According to reports, After agreeing to sell German unit Senvion for $1 billion, Suzlon Chairman Tulsi Tanti says he was compelled to sell the business, which the company bought in 2007 for $1.4 billion, for strategic reasons as he was faced with high debt at a time when growth prospects are bright. Edited excerpts from his interview with Shuchi Srivastava:
Earlier you resisted the idea of selling Senvion. What triggered the move now?
This deal was required purely for strategic reasons as we were faced with the classic conflict of high debt growth and exponential growth expectations in emerging markets like India, Brazil and China and even the US, which we could not adequately target due to an acute liquidity crunch. Now we are in a comfortable position as we can pay our lenders and have some cash to invest in targeting emerging markets.
Did you undervalue an asset that you described as a marquee asset?
It might look like a 25% haircut but actually, due to the positive currency movements and the price of the offshore wind farm technology that has been transferred to us, the overall haircut is only in the range of 5%, especially if you factor in the additional $50 million we can get if we meet the mutually discussed milestones.
What about your lenders, how much debt will you be retiring?
Of the Rs 7,200 crore that should be hitting our accounts by March-end this year, around Rs 6,000 crore will be immediately transferred to our lenders. Also, this cash infusion will now make us eligible for long-term funding from banks which can adequately support our business plans.
You are very excited about the Indian and emerging markets. Please elaborate.

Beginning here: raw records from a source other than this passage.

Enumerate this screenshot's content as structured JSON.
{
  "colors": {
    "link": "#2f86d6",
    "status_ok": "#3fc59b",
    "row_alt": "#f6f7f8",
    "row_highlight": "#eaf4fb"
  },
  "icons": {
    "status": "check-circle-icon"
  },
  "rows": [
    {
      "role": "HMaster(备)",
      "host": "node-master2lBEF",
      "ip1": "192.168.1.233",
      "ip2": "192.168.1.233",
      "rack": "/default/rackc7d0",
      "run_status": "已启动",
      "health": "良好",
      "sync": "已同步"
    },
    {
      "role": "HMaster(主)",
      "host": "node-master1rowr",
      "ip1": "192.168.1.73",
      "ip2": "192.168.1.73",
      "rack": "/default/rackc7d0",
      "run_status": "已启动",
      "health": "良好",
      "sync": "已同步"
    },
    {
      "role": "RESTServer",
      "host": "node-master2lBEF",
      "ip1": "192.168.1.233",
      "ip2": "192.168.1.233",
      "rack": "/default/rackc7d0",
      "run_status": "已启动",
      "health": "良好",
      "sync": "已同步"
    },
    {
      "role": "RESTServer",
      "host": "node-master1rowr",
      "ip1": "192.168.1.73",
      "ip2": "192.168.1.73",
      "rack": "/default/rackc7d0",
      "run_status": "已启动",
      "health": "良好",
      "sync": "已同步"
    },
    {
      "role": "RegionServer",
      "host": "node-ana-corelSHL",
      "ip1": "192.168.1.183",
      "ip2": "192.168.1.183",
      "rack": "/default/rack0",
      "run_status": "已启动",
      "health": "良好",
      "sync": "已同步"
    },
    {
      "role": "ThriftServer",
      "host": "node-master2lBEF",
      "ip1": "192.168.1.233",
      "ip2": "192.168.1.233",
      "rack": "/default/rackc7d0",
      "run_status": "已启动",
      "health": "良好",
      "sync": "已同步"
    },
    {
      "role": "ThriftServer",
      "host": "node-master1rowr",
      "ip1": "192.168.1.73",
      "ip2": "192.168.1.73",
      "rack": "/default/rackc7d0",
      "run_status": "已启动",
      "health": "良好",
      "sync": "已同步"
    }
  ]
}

The overall market dynamics have changed in India, Brazil and China dramatically now, especially as wind power tariffs have become very competitive.